* _DATA SHOWN_
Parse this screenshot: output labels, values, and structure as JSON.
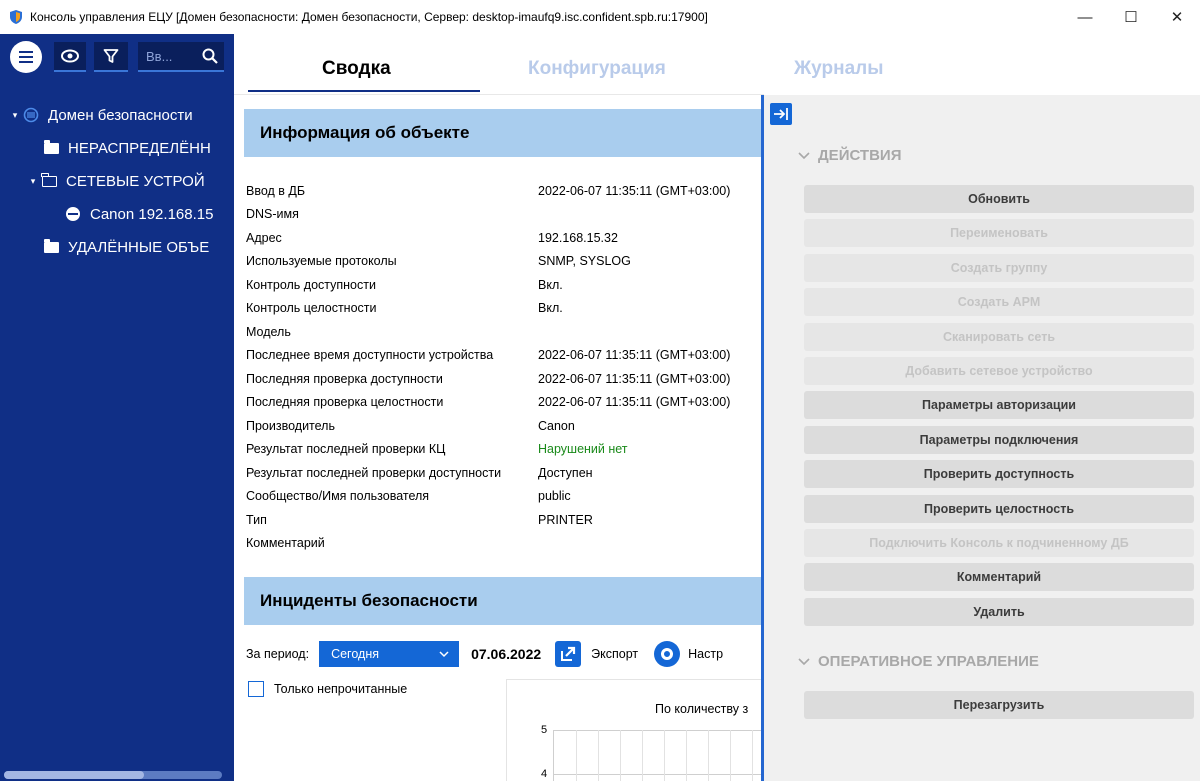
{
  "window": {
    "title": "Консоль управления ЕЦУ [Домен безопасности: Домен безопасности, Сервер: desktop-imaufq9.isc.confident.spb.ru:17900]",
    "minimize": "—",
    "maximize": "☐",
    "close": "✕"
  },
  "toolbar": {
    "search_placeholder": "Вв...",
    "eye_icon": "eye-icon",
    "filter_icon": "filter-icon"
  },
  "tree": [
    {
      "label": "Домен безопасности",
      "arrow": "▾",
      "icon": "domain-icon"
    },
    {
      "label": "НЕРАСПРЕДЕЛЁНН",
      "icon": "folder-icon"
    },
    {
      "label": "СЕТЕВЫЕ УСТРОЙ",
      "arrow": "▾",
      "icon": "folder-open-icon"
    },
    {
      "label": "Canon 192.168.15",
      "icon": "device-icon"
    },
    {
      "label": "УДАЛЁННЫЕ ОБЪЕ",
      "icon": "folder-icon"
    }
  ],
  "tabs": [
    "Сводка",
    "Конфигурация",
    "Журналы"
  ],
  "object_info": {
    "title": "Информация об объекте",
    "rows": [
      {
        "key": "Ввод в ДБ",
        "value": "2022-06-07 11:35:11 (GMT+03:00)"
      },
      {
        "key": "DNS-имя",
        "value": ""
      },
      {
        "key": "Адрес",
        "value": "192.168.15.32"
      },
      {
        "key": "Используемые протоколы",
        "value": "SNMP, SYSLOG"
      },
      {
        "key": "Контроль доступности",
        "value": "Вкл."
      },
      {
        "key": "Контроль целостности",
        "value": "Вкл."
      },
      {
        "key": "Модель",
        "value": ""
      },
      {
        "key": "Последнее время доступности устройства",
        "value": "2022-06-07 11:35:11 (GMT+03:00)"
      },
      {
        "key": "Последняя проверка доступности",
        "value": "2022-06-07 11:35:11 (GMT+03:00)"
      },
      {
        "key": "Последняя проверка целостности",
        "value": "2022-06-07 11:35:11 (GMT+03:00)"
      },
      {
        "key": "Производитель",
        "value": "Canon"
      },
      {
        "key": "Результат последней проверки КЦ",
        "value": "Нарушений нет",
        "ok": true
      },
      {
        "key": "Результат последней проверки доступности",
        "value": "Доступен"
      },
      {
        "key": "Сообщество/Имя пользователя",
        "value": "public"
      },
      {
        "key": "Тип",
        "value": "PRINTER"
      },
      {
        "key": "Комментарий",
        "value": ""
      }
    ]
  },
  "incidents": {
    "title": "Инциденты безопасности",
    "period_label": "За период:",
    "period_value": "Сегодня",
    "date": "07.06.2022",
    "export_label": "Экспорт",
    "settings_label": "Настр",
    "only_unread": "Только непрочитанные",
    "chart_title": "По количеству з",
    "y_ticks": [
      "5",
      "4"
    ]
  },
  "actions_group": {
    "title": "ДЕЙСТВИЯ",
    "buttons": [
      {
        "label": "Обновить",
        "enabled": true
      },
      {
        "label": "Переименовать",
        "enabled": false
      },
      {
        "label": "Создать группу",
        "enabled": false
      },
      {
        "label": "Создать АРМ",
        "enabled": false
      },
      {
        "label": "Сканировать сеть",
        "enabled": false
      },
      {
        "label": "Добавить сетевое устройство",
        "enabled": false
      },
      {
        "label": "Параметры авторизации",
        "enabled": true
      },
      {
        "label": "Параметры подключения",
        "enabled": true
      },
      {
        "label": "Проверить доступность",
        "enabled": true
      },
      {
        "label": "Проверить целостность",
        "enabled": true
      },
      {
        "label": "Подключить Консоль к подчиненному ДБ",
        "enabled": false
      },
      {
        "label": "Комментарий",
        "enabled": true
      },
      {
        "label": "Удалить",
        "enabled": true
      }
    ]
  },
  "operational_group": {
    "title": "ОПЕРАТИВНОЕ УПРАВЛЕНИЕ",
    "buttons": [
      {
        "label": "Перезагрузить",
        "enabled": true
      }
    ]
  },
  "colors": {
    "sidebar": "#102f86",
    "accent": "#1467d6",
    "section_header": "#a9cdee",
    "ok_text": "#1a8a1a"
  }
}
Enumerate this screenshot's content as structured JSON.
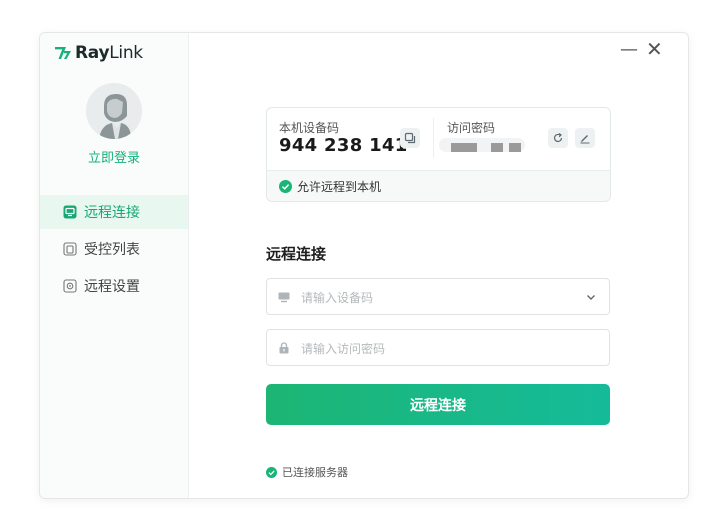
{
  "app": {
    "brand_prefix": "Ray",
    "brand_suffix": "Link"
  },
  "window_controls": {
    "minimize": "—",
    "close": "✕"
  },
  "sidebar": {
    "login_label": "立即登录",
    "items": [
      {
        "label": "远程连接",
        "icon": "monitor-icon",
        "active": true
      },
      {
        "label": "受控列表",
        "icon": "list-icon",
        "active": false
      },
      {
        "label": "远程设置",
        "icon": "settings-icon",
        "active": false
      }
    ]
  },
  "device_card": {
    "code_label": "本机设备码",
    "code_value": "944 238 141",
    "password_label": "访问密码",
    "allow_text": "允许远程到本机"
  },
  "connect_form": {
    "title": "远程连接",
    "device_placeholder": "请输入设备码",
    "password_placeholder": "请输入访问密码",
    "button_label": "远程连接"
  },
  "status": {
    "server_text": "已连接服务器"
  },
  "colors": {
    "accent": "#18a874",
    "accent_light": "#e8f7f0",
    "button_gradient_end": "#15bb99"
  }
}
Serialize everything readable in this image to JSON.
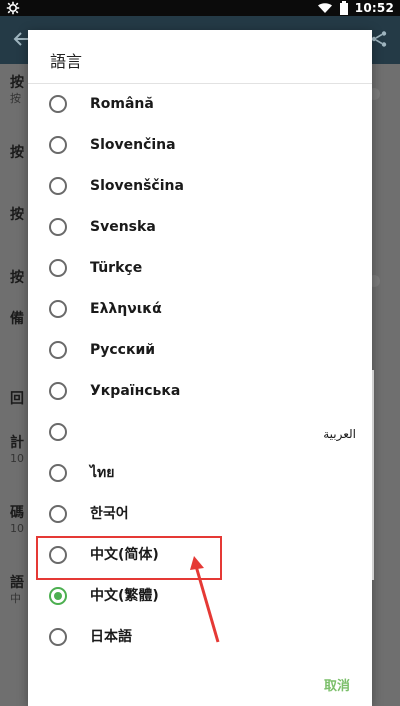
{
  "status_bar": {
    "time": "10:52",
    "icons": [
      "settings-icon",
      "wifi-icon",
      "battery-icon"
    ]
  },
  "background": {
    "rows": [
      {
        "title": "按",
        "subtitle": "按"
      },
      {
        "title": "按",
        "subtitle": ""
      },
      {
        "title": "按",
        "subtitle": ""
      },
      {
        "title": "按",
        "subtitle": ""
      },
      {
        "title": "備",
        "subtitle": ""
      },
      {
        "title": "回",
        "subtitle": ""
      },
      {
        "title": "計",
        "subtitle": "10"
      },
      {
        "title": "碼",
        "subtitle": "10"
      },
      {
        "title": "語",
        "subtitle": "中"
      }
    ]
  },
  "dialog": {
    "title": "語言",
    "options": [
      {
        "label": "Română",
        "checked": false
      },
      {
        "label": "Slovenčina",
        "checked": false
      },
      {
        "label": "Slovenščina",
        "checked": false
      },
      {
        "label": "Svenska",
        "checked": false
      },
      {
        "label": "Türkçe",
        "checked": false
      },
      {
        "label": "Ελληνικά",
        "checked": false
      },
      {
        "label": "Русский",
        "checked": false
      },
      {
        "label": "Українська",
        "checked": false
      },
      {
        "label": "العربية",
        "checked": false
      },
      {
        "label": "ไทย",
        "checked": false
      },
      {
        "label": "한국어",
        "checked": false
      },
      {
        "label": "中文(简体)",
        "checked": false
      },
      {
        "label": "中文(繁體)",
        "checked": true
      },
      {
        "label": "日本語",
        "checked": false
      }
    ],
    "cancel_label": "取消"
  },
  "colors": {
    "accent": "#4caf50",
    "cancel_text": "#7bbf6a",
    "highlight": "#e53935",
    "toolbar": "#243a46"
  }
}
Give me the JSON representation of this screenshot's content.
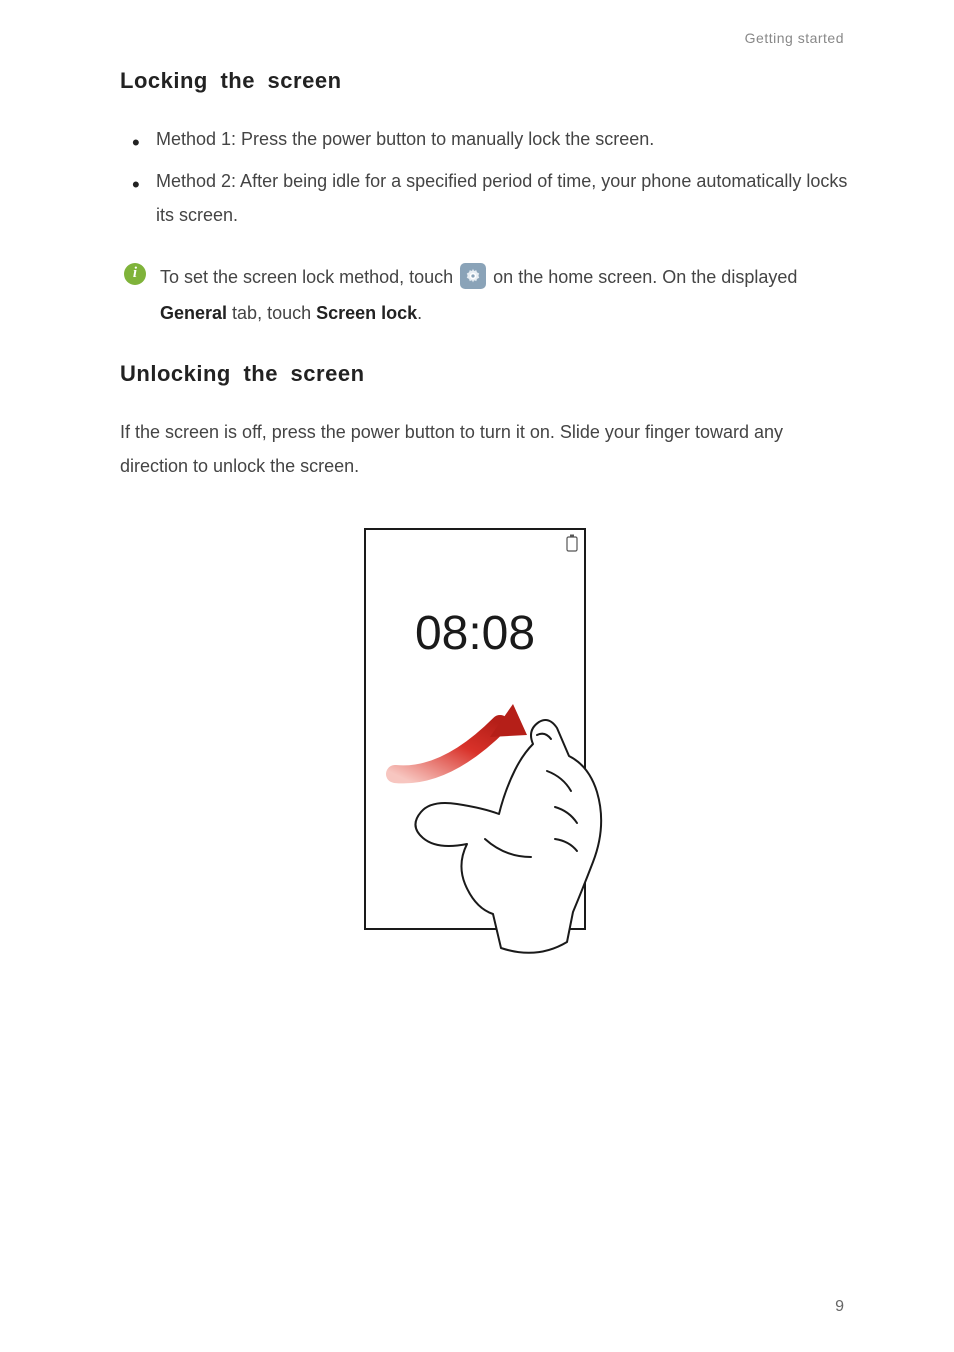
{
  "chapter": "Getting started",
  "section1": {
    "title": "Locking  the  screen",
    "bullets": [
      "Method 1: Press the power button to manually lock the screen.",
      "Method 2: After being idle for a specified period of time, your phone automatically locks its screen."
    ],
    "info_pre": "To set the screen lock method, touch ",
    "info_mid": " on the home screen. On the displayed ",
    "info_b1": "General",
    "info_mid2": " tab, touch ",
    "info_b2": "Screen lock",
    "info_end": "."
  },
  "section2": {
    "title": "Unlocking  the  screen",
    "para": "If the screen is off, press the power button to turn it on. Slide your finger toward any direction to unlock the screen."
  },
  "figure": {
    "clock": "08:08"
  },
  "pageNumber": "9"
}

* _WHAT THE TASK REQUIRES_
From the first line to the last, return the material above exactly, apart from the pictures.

* _RESULT OF THIS TASK_
Parse this screenshot: output labels, values, and structure as JSON.
{
  "window": {
    "title": "Консоль управления ЕЦУ [Домен безопасности: Домен безопасности, Сервер: desktop-imaufq9.isc.confident.spb.ru:17900]",
    "minimize": "—",
    "maximize": "☐",
    "close": "✕"
  },
  "toolbar": {
    "search_placeholder": "Вв...",
    "eye_icon": "eye-icon",
    "filter_icon": "filter-icon"
  },
  "tree": [
    {
      "label": "Домен безопасности",
      "arrow": "▾",
      "icon": "domain-icon"
    },
    {
      "label": "НЕРАСПРЕДЕЛЁНН",
      "icon": "folder-icon"
    },
    {
      "label": "СЕТЕВЫЕ УСТРОЙ",
      "arrow": "▾",
      "icon": "folder-open-icon"
    },
    {
      "label": "Canon 192.168.15",
      "icon": "device-icon"
    },
    {
      "label": "УДАЛЁННЫЕ ОБЪЕ",
      "icon": "folder-icon"
    }
  ],
  "tabs": [
    "Сводка",
    "Конфигурация",
    "Журналы"
  ],
  "object_info": {
    "title": "Информация об объекте",
    "rows": [
      {
        "key": "Ввод в ДБ",
        "value": "2022-06-07 11:35:11 (GMT+03:00)"
      },
      {
        "key": "DNS-имя",
        "value": ""
      },
      {
        "key": "Адрес",
        "value": "192.168.15.32"
      },
      {
        "key": "Используемые протоколы",
        "value": "SNMP, SYSLOG"
      },
      {
        "key": "Контроль доступности",
        "value": "Вкл."
      },
      {
        "key": "Контроль целостности",
        "value": "Вкл."
      },
      {
        "key": "Модель",
        "value": ""
      },
      {
        "key": "Последнее время доступности устройства",
        "value": "2022-06-07 11:35:11 (GMT+03:00)"
      },
      {
        "key": "Последняя проверка доступности",
        "value": "2022-06-07 11:35:11 (GMT+03:00)"
      },
      {
        "key": "Последняя проверка целостности",
        "value": "2022-06-07 11:35:11 (GMT+03:00)"
      },
      {
        "key": "Производитель",
        "value": "Canon"
      },
      {
        "key": "Результат последней проверки КЦ",
        "value": "Нарушений нет",
        "ok": true
      },
      {
        "key": "Результат последней проверки доступности",
        "value": "Доступен"
      },
      {
        "key": "Сообщество/Имя пользователя",
        "value": "public"
      },
      {
        "key": "Тип",
        "value": "PRINTER"
      },
      {
        "key": "Комментарий",
        "value": ""
      }
    ]
  },
  "incidents": {
    "title": "Инциденты безопасности",
    "period_label": "За период:",
    "period_value": "Сегодня",
    "date": "07.06.2022",
    "export_label": "Экспорт",
    "settings_label": "Настр",
    "only_unread": "Только непрочитанные",
    "chart_title": "По количеству з",
    "y_ticks": [
      "5",
      "4"
    ]
  },
  "actions_group": {
    "title": "ДЕЙСТВИЯ",
    "buttons": [
      {
        "label": "Обновить",
        "enabled": true
      },
      {
        "label": "Переименовать",
        "enabled": false
      },
      {
        "label": "Создать группу",
        "enabled": false
      },
      {
        "label": "Создать АРМ",
        "enabled": false
      },
      {
        "label": "Сканировать сеть",
        "enabled": false
      },
      {
        "label": "Добавить сетевое устройство",
        "enabled": false
      },
      {
        "label": "Параметры авторизации",
        "enabled": true
      },
      {
        "label": "Параметры подключения",
        "enabled": true
      },
      {
        "label": "Проверить доступность",
        "enabled": true
      },
      {
        "label": "Проверить целостность",
        "enabled": true
      },
      {
        "label": "Подключить Консоль к подчиненному ДБ",
        "enabled": false
      },
      {
        "label": "Комментарий",
        "enabled": true
      },
      {
        "label": "Удалить",
        "enabled": true
      }
    ]
  },
  "operational_group": {
    "title": "ОПЕРАТИВНОЕ УПРАВЛЕНИЕ",
    "buttons": [
      {
        "label": "Перезагрузить",
        "enabled": true
      }
    ]
  },
  "colors": {
    "sidebar": "#102f86",
    "accent": "#1467d6",
    "section_header": "#a9cdee",
    "ok_text": "#1a8a1a"
  }
}
Enumerate this screenshot's content as structured JSON.
{
  "app": {
    "brand_prefix": "Ray",
    "brand_suffix": "Link"
  },
  "window_controls": {
    "minimize": "—",
    "close": "✕"
  },
  "sidebar": {
    "login_label": "立即登录",
    "items": [
      {
        "label": "远程连接",
        "icon": "monitor-icon",
        "active": true
      },
      {
        "label": "受控列表",
        "icon": "list-icon",
        "active": false
      },
      {
        "label": "远程设置",
        "icon": "settings-icon",
        "active": false
      }
    ]
  },
  "device_card": {
    "code_label": "本机设备码",
    "code_value": "944 238 141",
    "password_label": "访问密码",
    "allow_text": "允许远程到本机"
  },
  "connect_form": {
    "title": "远程连接",
    "device_placeholder": "请输入设备码",
    "password_placeholder": "请输入访问密码",
    "button_label": "远程连接"
  },
  "status": {
    "server_text": "已连接服务器"
  },
  "colors": {
    "accent": "#18a874",
    "accent_light": "#e8f7f0",
    "button_gradient_end": "#15bb99"
  }
}
Serialize everything readable in this image to JSON.
{
  "status_bar": {
    "time": "10:52",
    "icons": [
      "settings-icon",
      "wifi-icon",
      "battery-icon"
    ]
  },
  "background": {
    "rows": [
      {
        "title": "按",
        "subtitle": "按"
      },
      {
        "title": "按",
        "subtitle": ""
      },
      {
        "title": "按",
        "subtitle": ""
      },
      {
        "title": "按",
        "subtitle": ""
      },
      {
        "title": "備",
        "subtitle": ""
      },
      {
        "title": "回",
        "subtitle": ""
      },
      {
        "title": "計",
        "subtitle": "10"
      },
      {
        "title": "碼",
        "subtitle": "10"
      },
      {
        "title": "語",
        "subtitle": "中"
      }
    ]
  },
  "dialog": {
    "title": "語言",
    "options": [
      {
        "label": "Română",
        "checked": false
      },
      {
        "label": "Slovenčina",
        "checked": false
      },
      {
        "label": "Slovenščina",
        "checked": false
      },
      {
        "label": "Svenska",
        "checked": false
      },
      {
        "label": "Türkçe",
        "checked": false
      },
      {
        "label": "Ελληνικά",
        "checked": false
      },
      {
        "label": "Русский",
        "checked": false
      },
      {
        "label": "Українська",
        "checked": false
      },
      {
        "label": "العربية",
        "checked": false
      },
      {
        "label": "ไทย",
        "checked": false
      },
      {
        "label": "한국어",
        "checked": false
      },
      {
        "label": "中文(简体)",
        "checked": false
      },
      {
        "label": "中文(繁體)",
        "checked": true
      },
      {
        "label": "日本語",
        "checked": false
      }
    ],
    "cancel_label": "取消"
  },
  "colors": {
    "accent": "#4caf50",
    "cancel_text": "#7bbf6a",
    "highlight": "#e53935",
    "toolbar": "#243a46"
  }
}
Give me the JSON representation of this screenshot's content.
{
  "chapter": "Getting started",
  "section1": {
    "title": "Locking  the  screen",
    "bullets": [
      "Method 1: Press the power button to manually lock the screen.",
      "Method 2: After being idle for a specified period of time, your phone automatically locks its screen."
    ],
    "info_pre": "To set the screen lock method, touch ",
    "info_mid": " on the home screen. On the displayed ",
    "info_b1": "General",
    "info_mid2": " tab, touch ",
    "info_b2": "Screen lock",
    "info_end": "."
  },
  "section2": {
    "title": "Unlocking  the  screen",
    "para": "If the screen is off, press the power button to turn it on. Slide your finger toward any direction to unlock the screen."
  },
  "figure": {
    "clock": "08:08"
  },
  "pageNumber": "9"
}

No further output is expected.